Work instructions:
Each record should be output exactly, with every character kept.

Records shown:
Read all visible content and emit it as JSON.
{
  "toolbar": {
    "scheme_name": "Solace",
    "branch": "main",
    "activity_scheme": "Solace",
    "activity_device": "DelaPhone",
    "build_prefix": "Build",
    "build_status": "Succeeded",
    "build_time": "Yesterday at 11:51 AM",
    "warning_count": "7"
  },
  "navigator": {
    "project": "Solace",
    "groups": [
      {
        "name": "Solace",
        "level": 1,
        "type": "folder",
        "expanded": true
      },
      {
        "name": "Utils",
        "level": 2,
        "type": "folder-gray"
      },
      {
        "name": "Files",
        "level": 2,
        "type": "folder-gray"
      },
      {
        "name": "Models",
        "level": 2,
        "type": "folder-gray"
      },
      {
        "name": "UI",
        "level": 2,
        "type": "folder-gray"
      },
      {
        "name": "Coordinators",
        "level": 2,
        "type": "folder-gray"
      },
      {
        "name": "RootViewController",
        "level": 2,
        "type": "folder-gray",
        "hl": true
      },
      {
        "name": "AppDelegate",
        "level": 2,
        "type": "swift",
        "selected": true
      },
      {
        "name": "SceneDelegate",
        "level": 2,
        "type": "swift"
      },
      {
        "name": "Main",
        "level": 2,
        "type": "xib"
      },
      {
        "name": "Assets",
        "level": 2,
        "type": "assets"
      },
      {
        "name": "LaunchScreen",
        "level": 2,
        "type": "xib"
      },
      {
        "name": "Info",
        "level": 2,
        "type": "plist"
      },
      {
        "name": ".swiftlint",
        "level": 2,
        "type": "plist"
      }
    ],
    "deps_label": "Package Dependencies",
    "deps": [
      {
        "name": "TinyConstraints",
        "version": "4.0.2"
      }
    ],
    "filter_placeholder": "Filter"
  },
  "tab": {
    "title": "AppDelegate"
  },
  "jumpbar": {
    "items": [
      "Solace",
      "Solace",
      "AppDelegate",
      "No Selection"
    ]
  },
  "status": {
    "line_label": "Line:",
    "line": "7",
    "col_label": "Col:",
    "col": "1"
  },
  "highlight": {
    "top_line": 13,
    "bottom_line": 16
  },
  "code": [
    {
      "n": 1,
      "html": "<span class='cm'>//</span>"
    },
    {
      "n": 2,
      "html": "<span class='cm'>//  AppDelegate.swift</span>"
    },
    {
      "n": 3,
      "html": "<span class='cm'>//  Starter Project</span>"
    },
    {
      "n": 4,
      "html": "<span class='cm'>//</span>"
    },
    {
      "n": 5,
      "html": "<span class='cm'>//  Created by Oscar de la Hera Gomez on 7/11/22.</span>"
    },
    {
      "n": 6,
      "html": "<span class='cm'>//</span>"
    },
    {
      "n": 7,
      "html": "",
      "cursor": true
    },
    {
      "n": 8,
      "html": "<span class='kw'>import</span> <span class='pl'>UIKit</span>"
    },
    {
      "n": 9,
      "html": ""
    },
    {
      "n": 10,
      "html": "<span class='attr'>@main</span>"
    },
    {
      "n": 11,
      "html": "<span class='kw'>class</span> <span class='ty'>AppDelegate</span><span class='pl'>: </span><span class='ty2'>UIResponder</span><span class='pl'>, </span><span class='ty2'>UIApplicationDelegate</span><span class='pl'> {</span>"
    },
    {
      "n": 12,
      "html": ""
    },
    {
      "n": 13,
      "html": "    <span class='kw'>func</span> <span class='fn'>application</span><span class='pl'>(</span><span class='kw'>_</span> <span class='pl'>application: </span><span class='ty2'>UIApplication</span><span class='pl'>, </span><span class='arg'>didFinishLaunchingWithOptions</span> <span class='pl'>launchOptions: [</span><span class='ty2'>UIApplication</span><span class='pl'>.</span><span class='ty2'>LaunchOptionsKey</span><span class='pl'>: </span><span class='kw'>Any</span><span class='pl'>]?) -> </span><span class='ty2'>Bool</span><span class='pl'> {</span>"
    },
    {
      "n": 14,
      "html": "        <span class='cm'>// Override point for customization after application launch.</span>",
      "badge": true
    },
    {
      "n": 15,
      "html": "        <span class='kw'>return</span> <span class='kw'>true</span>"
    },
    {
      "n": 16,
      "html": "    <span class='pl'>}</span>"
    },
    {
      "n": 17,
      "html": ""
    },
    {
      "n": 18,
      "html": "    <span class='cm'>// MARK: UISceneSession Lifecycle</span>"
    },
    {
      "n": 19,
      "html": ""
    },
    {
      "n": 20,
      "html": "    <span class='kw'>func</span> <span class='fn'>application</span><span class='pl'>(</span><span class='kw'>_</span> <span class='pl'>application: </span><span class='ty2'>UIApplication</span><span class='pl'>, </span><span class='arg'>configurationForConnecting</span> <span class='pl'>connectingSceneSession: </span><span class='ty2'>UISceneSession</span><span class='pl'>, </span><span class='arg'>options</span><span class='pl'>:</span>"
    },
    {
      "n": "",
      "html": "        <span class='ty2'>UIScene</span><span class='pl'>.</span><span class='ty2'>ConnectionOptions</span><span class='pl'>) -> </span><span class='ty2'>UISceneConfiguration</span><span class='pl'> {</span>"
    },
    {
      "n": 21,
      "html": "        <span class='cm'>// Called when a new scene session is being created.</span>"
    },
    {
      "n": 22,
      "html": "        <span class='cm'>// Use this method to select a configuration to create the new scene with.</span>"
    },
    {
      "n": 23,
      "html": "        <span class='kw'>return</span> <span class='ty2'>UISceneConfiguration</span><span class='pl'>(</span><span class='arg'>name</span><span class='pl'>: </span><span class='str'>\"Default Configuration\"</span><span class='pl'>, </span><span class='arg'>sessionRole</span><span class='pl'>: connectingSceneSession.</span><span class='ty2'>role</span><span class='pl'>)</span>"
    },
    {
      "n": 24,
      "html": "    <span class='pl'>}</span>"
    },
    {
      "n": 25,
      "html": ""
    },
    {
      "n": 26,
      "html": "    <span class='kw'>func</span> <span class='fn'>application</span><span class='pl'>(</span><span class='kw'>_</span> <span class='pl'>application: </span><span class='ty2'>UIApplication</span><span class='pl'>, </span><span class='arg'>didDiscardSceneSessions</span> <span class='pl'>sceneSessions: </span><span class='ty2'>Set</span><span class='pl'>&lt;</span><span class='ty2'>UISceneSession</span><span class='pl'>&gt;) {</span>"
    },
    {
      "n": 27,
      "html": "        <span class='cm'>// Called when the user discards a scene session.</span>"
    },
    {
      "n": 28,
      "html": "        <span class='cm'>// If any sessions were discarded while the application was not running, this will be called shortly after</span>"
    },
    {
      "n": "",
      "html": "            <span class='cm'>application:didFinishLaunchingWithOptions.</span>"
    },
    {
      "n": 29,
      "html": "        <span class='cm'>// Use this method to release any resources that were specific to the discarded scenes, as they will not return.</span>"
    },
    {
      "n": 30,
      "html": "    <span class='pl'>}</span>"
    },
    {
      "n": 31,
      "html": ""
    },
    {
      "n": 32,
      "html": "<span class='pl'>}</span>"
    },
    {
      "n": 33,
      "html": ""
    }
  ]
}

Written response:
Read all visible content and emit it as JSON.
{
  "toolbar": {
    "scheme_name": "Solace",
    "branch": "main",
    "activity_scheme": "Solace",
    "activity_device": "DelaPhone",
    "build_prefix": "Build",
    "build_status": "Succeeded",
    "build_time": "Yesterday at 11:51 AM",
    "warning_count": "7"
  },
  "navigator": {
    "project": "Solace",
    "groups": [
      {
        "name": "Solace",
        "level": 1,
        "type": "folder",
        "expanded": true
      },
      {
        "name": "Utils",
        "level": 2,
        "type": "folder-gray"
      },
      {
        "name": "Files",
        "level": 2,
        "type": "folder-gray"
      },
      {
        "name": "Models",
        "level": 2,
        "type": "folder-gray"
      },
      {
        "name": "UI",
        "level": 2,
        "type": "folder-gray"
      },
      {
        "name": "Coordinators",
        "level": 2,
        "type": "folder-gray"
      },
      {
        "name": "RootViewController",
        "level": 2,
        "type": "folder-gray",
        "hl": true
      },
      {
        "name": "AppDelegate",
        "level": 2,
        "type": "swift",
        "selected": true
      },
      {
        "name": "SceneDelegate",
        "level": 2,
        "type": "swift"
      },
      {
        "name": "Main",
        "level": 2,
        "type": "xib"
      },
      {
        "name": "Assets",
        "level": 2,
        "type": "assets"
      },
      {
        "name": "LaunchScreen",
        "level": 2,
        "type": "xib"
      },
      {
        "name": "Info",
        "level": 2,
        "type": "plist"
      },
      {
        "name": ".swiftlint",
        "level": 2,
        "type": "plist"
      }
    ],
    "deps_label": "Package Dependencies",
    "deps": [
      {
        "name": "TinyConstraints",
        "version": "4.0.2"
      }
    ],
    "filter_placeholder": "Filter"
  },
  "tab": {
    "title": "AppDelegate"
  },
  "jumpbar": {
    "items": [
      "Solace",
      "Solace",
      "AppDelegate",
      "No Selection"
    ]
  },
  "status": {
    "line_label": "Line:",
    "line": "7",
    "col_label": "Col:",
    "col": "1"
  },
  "highlight": {
    "top_line": 13,
    "bottom_line": 16
  },
  "code": [
    {
      "n": 1,
      "html": "<span class='cm'>//</span>"
    },
    {
      "n": 2,
      "html": "<span class='cm'>//  AppDelegate.swift</span>"
    },
    {
      "n": 3,
      "html": "<span class='cm'>//  Starter Project</span>"
    },
    {
      "n": 4,
      "html": "<span class='cm'>//</span>"
    },
    {
      "n": 5,
      "html": "<span class='cm'>//  Created by Oscar de la Hera Gomez on 7/11/22.</span>"
    },
    {
      "n": 6,
      "html": "<span class='cm'>//</span>"
    },
    {
      "n": 7,
      "html": "",
      "cursor": true
    },
    {
      "n": 8,
      "html": "<span class='kw'>import</span> <span class='pl'>UIKit</span>"
    },
    {
      "n": 9,
      "html": ""
    },
    {
      "n": 10,
      "html": "<span class='attr'>@main</span>"
    },
    {
      "n": 11,
      "html": "<span class='kw'>class</span> <span class='ty'>AppDelegate</span><span class='pl'>: </span><span class='ty2'>UIResponder</span><span class='pl'>, </span><span class='ty2'>UIApplicationDelegate</span><span class='pl'> {</span>"
    },
    {
      "n": 12,
      "html": ""
    },
    {
      "n": 13,
      "html": "    <span class='kw'>func</span> <span class='fn'>application</span><span class='pl'>(</span><span class='kw'>_</span> <span class='pl'>application: </span><span class='ty2'>UIApplication</span><span class='pl'>, </span><span class='arg'>didFinishLaunchingWithOptions</span> <span class='pl'>launchOptions: [</span><span class='ty2'>UIApplication</span><span class='pl'>.</span><span class='ty2'>LaunchOptionsKey</span><span class='pl'>: </span><span class='kw'>Any</span><span class='pl'>]?) -> </span><span class='ty2'>Bool</span><span class='pl'> {</span>"
    },
    {
      "n": 14,
      "html": "        <span class='cm'>// Override point for customization after application launch.</span>",
      "badge": true
    },
    {
      "n": 15,
      "html": "        <span class='kw'>return</span> <span class='kw'>true</span>"
    },
    {
      "n": 16,
      "html": "    <span class='pl'>}</span>"
    },
    {
      "n": 17,
      "html": ""
    },
    {
      "n": 18,
      "html": "    <span class='cm'>// MARK: UISceneSession Lifecycle</span>"
    },
    {
      "n": 19,
      "html": ""
    },
    {
      "n": 20,
      "html": "    <span class='kw'>func</span> <span class='fn'>application</span><span class='pl'>(</span><span class='kw'>_</span> <span class='pl'>application: </span><span class='ty2'>UIApplication</span><span class='pl'>, </span><span class='arg'>configurationForConnecting</span> <span class='pl'>connectingSceneSession: </span><span class='ty2'>UISceneSession</span><span class='pl'>, </span><span class='arg'>options</span><span class='pl'>:</span>"
    },
    {
      "n": "",
      "html": "        <span class='ty2'>UIScene</span><span class='pl'>.</span><span class='ty2'>ConnectionOptions</span><span class='pl'>) -> </span><span class='ty2'>UISceneConfiguration</span><span class='pl'> {</span>"
    },
    {
      "n": 21,
      "html": "        <span class='cm'>// Called when a new scene session is being created.</span>"
    },
    {
      "n": 22,
      "html": "        <span class='cm'>// Use this method to select a configuration to create the new scene with.</span>"
    },
    {
      "n": 23,
      "html": "        <span class='kw'>return</span> <span class='ty2'>UISceneConfiguration</span><span class='pl'>(</span><span class='arg'>name</span><span class='pl'>: </span><span class='str'>\"Default Configuration\"</span><span class='pl'>, </span><span class='arg'>sessionRole</span><span class='pl'>: connectingSceneSession.</span><span class='ty2'>role</span><span class='pl'>)</span>"
    },
    {
      "n": 24,
      "html": "    <span class='pl'>}</span>"
    },
    {
      "n": 25,
      "html": ""
    },
    {
      "n": 26,
      "html": "    <span class='kw'>func</span> <span class='fn'>application</span><span class='pl'>(</span><span class='kw'>_</span> <span class='pl'>application: </span><span class='ty2'>UIApplication</span><span class='pl'>, </span><span class='arg'>didDiscardSceneSessions</span> <span class='pl'>sceneSessions: </span><span class='ty2'>Set</span><span class='pl'>&lt;</span><span class='ty2'>UISceneSession</span><span class='pl'>&gt;) {</span>"
    },
    {
      "n": 27,
      "html": "        <span class='cm'>// Called when the user discards a scene session.</span>"
    },
    {
      "n": 28,
      "html": "        <span class='cm'>// If any sessions were discarded while the application was not running, this will be called shortly after</span>"
    },
    {
      "n": "",
      "html": "            <span class='cm'>application:didFinishLaunchingWithOptions.</span>"
    },
    {
      "n": 29,
      "html": "        <span class='cm'>// Use this method to release any resources that were specific to the discarded scenes, as they will not return.</span>"
    },
    {
      "n": 30,
      "html": "    <span class='pl'>}</span>"
    },
    {
      "n": 31,
      "html": ""
    },
    {
      "n": 32,
      "html": "<span class='pl'>}</span>"
    },
    {
      "n": 33,
      "html": ""
    }
  ]
}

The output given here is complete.